Nets lock down after halftime talk, make franchise history

P.J. Carlesimo

BROOKLYN, N.Y. — In what so easily could have been a “trap game,” the type of game where the Brooklyn Nets come out lethargic against a team they should beat, allow the other team to hang around, maybe get hit by a couple of injuries, the Nets did exactly that — and still won handily, defeating the now-12-26 Phoenix Suns 99-79 at Barclays Center AKA The Black House while making franchise history in the process.

It was a tale of two halves in Brooklyn, the first awful enough to remind you of the Prudential Center and the second excellent enough to remind you that those days are long gone.
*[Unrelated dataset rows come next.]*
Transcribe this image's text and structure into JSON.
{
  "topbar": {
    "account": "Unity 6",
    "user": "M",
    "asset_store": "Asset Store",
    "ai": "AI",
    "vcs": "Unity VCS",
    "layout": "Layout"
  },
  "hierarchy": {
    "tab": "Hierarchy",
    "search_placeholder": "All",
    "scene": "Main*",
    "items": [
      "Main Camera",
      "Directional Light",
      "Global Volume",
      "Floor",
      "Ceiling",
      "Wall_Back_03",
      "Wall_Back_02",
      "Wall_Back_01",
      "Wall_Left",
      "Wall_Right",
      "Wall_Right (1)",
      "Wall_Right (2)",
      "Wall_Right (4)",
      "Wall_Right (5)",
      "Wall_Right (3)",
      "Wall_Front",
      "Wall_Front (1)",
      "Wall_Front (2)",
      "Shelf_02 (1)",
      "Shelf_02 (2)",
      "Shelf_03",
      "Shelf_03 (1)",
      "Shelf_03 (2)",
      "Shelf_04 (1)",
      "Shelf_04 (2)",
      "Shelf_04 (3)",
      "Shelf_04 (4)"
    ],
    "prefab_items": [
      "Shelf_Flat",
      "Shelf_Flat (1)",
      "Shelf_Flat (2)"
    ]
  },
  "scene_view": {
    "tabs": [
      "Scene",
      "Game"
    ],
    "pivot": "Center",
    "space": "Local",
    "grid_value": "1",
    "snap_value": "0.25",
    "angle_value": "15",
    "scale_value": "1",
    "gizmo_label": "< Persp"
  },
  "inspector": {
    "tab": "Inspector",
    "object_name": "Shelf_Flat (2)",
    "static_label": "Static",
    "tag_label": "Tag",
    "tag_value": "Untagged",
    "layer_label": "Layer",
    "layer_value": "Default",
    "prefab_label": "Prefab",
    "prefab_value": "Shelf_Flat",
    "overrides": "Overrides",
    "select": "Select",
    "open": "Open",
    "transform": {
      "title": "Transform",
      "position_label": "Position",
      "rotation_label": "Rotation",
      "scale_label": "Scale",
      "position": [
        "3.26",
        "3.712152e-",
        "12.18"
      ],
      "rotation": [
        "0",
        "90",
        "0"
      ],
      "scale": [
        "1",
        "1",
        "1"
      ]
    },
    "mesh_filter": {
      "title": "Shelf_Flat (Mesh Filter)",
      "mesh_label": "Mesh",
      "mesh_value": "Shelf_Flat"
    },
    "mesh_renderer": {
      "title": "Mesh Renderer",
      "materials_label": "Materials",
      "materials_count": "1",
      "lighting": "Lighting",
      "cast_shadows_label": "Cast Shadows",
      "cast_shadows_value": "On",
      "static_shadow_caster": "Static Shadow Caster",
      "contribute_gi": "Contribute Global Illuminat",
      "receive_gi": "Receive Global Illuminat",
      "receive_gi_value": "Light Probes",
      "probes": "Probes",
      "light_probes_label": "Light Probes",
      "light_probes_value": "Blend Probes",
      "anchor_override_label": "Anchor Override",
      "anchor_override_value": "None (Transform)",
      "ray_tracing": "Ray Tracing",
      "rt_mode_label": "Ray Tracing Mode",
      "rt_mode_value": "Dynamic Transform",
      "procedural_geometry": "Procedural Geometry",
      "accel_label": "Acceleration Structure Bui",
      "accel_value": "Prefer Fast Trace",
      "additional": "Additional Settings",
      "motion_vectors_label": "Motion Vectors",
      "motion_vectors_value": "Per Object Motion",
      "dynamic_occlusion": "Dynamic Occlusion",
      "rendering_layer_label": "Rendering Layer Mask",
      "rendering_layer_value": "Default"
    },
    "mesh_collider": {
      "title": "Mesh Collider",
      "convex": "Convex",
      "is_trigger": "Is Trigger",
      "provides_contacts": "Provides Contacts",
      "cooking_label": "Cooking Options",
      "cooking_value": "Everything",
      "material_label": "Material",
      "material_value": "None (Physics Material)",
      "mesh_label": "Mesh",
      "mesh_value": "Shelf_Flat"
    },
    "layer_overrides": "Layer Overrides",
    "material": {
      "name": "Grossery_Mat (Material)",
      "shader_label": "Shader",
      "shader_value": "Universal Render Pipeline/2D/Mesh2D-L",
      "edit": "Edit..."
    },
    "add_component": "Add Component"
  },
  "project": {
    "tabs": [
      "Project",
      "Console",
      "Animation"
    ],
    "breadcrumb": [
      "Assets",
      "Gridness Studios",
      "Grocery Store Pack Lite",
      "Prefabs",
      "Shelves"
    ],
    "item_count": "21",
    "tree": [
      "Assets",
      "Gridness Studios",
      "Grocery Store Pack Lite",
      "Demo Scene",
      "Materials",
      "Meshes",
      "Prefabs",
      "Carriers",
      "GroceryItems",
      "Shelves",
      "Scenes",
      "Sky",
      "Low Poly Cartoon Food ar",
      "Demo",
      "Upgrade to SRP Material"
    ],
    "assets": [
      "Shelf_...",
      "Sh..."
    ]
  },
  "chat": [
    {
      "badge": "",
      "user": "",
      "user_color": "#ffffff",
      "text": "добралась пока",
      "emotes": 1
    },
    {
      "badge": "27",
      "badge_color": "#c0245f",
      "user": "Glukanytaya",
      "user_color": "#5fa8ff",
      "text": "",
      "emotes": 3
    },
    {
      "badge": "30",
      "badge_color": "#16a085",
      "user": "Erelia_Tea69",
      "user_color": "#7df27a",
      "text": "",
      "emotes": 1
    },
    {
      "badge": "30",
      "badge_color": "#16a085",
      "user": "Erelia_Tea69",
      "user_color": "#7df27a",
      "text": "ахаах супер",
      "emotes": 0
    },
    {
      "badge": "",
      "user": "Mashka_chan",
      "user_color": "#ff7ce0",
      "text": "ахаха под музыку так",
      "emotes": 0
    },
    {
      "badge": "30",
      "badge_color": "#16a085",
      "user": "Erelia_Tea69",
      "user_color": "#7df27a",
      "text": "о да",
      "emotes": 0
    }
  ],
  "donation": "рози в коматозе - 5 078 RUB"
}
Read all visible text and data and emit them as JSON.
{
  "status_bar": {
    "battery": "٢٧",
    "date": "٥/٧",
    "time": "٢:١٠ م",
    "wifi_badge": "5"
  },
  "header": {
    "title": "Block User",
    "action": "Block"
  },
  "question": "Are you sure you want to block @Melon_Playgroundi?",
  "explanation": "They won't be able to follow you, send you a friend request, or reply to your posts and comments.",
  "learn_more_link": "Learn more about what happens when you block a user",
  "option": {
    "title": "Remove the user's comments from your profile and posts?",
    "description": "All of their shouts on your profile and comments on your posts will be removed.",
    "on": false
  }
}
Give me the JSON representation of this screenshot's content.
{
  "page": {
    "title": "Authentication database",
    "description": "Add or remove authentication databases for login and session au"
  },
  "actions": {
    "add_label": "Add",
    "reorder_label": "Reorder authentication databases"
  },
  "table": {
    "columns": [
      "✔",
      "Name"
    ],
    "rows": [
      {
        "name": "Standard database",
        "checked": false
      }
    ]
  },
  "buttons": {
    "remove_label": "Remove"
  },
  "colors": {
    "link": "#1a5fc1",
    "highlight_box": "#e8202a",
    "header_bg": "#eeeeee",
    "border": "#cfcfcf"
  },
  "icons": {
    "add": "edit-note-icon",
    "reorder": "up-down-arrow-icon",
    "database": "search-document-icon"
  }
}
Even without defensive anchor Gerald Wallace — who left the game with 6:09 left in the first quarter for good after a rough collision with Suns forward P.J. Tucker — the Nets made their defensive mark without him.

Just look at the difference in the Suns shot charts: the first from the first half, and the second from the second.

You can immediately see the red everywhere, but most notably in the most efficient zone: the area within five feet of the basket. After allowing the Suns to shoot 72% from that area in the first half, the Nets entered the halftime locker room with a desire to re-energize themselves on the defensive end, and it paid off handsomely.

There was little alteration to their plan, just a re-focusing of it. “We just had a talk, led by Reggie (Evans),” MarShon Brooks said about the halftime chat. “We needed to play with some energy, we were a step slow on our rotations and they’re a good three-point shooting team … it started on the defensive end.

“P.J. wasn’t happy,” Brooks continued. “We were a step slow. Not a lack of energy, but just a step slow on every rotation. They’re a good team from outside. Once we keyed in on some guys, we did a good job of rebounding and getting out on the run for some easy buckets.”

“We just talked amongst ourselves … we had to look within ourselves and see what we were doing wrong instead of pointing the finger or just pouting,” Evans said. “In the second half, we played team basketball, and it showed. … If we’re going to lose, let’s lose playing hard. We can’t lose where we just beat ourselves.”

“It was a reaction to our own performance,” Brook Lopez added.

The reaction worked out well for them — Brooklyn allowed just 26 points on 9-38 shooting in the entire second half, allowing them to make mincemeat of the Suns on their way to make franchise history; this is the first time since the Nets joined the NBA that they’ve beaten three consecutive teams by 20 or more points.

The Nets are now 21-15 and two games behind the New York Knicks in the Atlantic Division.